- _EXERCISE DESCRIPTION_
How many lines in these records hold the string "active"? Reply with the number alone.
..........
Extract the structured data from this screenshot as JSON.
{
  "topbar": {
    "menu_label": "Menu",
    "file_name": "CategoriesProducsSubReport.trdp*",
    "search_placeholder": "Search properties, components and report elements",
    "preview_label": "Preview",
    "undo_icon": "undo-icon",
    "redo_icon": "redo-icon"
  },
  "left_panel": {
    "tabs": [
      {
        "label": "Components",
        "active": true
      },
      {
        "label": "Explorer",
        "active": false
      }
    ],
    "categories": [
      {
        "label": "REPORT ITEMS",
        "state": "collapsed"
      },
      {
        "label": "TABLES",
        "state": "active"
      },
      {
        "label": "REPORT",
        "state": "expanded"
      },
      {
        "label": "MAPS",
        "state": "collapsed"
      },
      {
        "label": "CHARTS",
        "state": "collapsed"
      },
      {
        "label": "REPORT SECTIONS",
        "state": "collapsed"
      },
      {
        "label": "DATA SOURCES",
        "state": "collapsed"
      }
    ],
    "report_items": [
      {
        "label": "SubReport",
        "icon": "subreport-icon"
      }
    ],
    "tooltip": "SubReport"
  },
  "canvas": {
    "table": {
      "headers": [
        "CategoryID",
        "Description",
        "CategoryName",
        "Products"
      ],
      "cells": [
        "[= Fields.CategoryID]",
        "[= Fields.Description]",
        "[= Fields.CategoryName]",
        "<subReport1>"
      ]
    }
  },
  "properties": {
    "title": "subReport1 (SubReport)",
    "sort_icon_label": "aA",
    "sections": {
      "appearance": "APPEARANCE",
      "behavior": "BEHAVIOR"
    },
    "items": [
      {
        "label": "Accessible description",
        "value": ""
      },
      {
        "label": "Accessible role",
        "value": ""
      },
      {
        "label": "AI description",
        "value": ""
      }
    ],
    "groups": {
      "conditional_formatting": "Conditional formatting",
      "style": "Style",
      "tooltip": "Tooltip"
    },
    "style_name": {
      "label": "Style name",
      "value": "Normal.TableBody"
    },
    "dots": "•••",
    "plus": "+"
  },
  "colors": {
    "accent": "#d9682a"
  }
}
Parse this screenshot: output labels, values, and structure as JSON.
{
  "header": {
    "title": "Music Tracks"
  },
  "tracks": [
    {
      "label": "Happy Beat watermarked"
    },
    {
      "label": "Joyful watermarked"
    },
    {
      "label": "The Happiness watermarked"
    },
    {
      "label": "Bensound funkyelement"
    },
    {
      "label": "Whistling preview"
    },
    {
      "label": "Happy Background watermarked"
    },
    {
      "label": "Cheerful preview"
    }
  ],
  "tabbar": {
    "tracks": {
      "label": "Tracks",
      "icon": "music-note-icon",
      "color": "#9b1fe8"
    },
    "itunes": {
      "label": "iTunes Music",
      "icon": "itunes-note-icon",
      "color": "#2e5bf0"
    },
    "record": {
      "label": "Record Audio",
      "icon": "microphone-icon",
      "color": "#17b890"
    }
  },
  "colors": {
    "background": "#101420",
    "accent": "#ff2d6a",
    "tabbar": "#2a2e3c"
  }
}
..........
- _YOUR RESPONSE_
3